Opposition presidential candidate Corazon Aquino launched her campaign against President Ferdinand Marcos today with a pledge to seek justice for her late husband amid signs of continuing tension between Aquino and her running mate, Salvador Laurel.
"I'm not out to seek revenge, but I want justice for Ninoy and justice for all the victims of Marcos," Aquino said in this provincial capital 66 miles south of Manila. Ninoy was the nickname of her husband, opposition leader Benigno Aquino Jr., who was shot at the Manila International Airport Aug. 21, 1983, while in the custody of military guards.
A court this month acquitted the armed forces chief of staff, Gen. Fabian Ver, 24 other military men and one civilian of involvement in the slaying and a later cover-up.
In a press conference before setting out on her first campaign swing, Aquino said she still considered Marcos "my number one suspect in the assassination of Ninoy."
Aquino opened the campaign with Laurel a day after they announced that they had patched up a rift and agreed to form a unified ticket. In a compromise to achieve unity, Laurel withdrew his candidacy for president and Aquino agreed to join Laurel's political party, the United Nationalist Democratic Organization. However, it was clear today that tension remained between the two, and the campaign appeared to get off to a slow start with the visit to Laurel's home province of Batangas.

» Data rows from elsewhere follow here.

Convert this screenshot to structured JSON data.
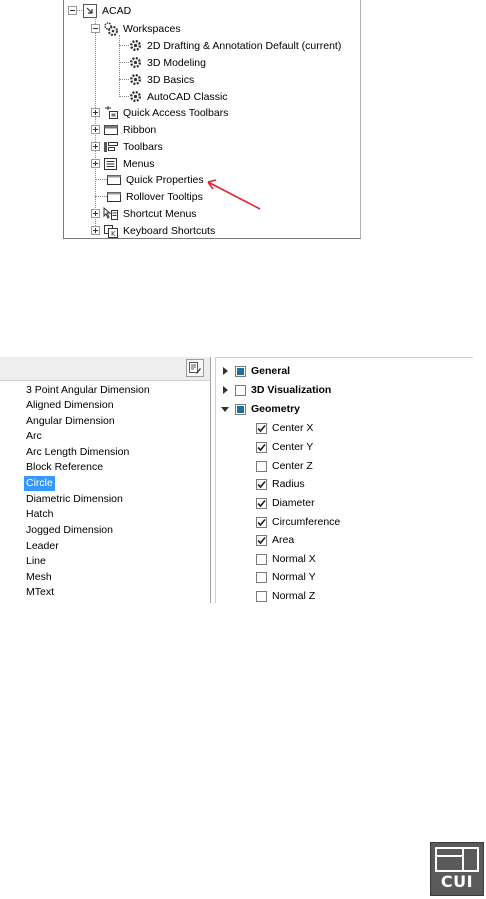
{
  "tree": {
    "root": "ACAD",
    "workspaces": {
      "label": "Workspaces",
      "items": [
        "2D Drafting & Annotation Default (current)",
        "3D Modeling",
        "3D Basics",
        "AutoCAD Classic"
      ]
    },
    "nodes": [
      {
        "label": "Quick Access Toolbars",
        "expandable": true,
        "icon": "quick-access-toolbar-icon"
      },
      {
        "label": "Ribbon",
        "expandable": true,
        "icon": "ribbon-icon"
      },
      {
        "label": "Toolbars",
        "expandable": true,
        "icon": "toolbars-icon"
      },
      {
        "label": "Menus",
        "expandable": true,
        "icon": "menus-icon"
      },
      {
        "label": "Quick Properties",
        "expandable": false,
        "icon": "quick-properties-icon"
      },
      {
        "label": "Rollover Tooltips",
        "expandable": false,
        "icon": "rollover-tooltips-icon"
      },
      {
        "label": "Shortcut Menus",
        "expandable": true,
        "icon": "shortcut-menus-icon"
      },
      {
        "label": "Keyboard Shortcuts",
        "expandable": true,
        "icon": "keyboard-shortcuts-icon"
      }
    ],
    "annotation_color": "#e8202a"
  },
  "object_types": {
    "items": [
      "3 Point Angular Dimension",
      "Aligned Dimension",
      "Angular Dimension",
      "Arc",
      "Arc Length Dimension",
      "Block Reference",
      "Circle",
      "Diametric Dimension",
      "Hatch",
      "Jogged Dimension",
      "Leader",
      "Line",
      "Mesh",
      "MText"
    ],
    "selected": "Circle",
    "selection_color": "#3399ff"
  },
  "properties": {
    "categories": [
      {
        "label": "General",
        "expanded": false,
        "checked": true
      },
      {
        "label": "3D Visualization",
        "expanded": false,
        "checked": false
      },
      {
        "label": "Geometry",
        "expanded": true,
        "checked": true
      }
    ],
    "geometry": [
      {
        "label": "Center X",
        "checked": true
      },
      {
        "label": "Center Y",
        "checked": true
      },
      {
        "label": "Center Z",
        "checked": false
      },
      {
        "label": "Radius",
        "checked": true
      },
      {
        "label": "Diameter",
        "checked": true
      },
      {
        "label": "Circumference",
        "checked": true
      },
      {
        "label": "Area",
        "checked": true
      },
      {
        "label": "Normal X",
        "checked": false
      },
      {
        "label": "Normal Y",
        "checked": false
      },
      {
        "label": "Normal Z",
        "checked": false
      }
    ]
  },
  "cui_icon": {
    "text": "CUI"
  }
}
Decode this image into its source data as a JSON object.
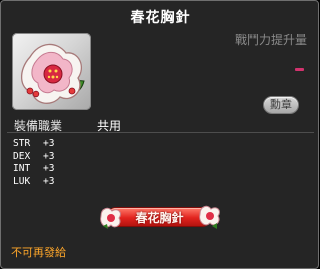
{
  "tooltip": {
    "title": "春花胸針",
    "power_label": "戰鬥力提升量",
    "medal_label": "勳章",
    "job_label": "裝備職業",
    "job_value": "共用",
    "stats": [
      {
        "name": "STR",
        "value": "+3"
      },
      {
        "name": "DEX",
        "value": "+3"
      },
      {
        "name": "INT",
        "value": "+3"
      },
      {
        "name": "LUK",
        "value": "+3"
      }
    ],
    "set_name": "春花胸針",
    "trade_note": "不可再發給"
  },
  "icons": {
    "item": "spring-flower-brooch-icon",
    "set_banner": "blossom-banner-icon"
  },
  "colors": {
    "background": "#252525",
    "border": "#6f6f6f",
    "power_dash": "#d2336e",
    "trade_note": "#ffa72a",
    "banner_red": "#e2231e"
  }
}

Before the visit, the two candidates appeared together at a news conference to explain their decision to reunite after a split had raised the prospect of two opposition challengers to Marcos in an early election set for Feb. 7. Laurel continued to blame the split on Aquino's refusal to join his party, known as Unido, after he had agreed to give up his presidential ambitions. He said unity was achieved when she "reconsidered her decision" and agreed to run as the Unido candidate for president.
Aquino said that after consulting friends and receiving numerous messages expressing disappointment with the opposition, she concluded that Filipinos deserved "the best possible opportunity to end the Marcos dictatorship." She said that she agreed only to join Unido and that other issues between the two camps were "to be talked about when we achieve victory."
Laurel aides expressed concern that unless both Aquino and Laurel ran on the ticket of the established Unido party, the team might forfeit legal status that provides for party inspectors at polling places, a key factor in detecting the voting irregularities that often mar elections in the Philippines.
The differences between the two sides go beyond a dispute over party affiliation, however. Many of Aquino's supporters mistrust the Laurel camp as traditional politicians schooled in the Marcos style of government and merely awaiting their turn in power. Laurel and some of his top aides formerly belonged to Marcos' ruling party.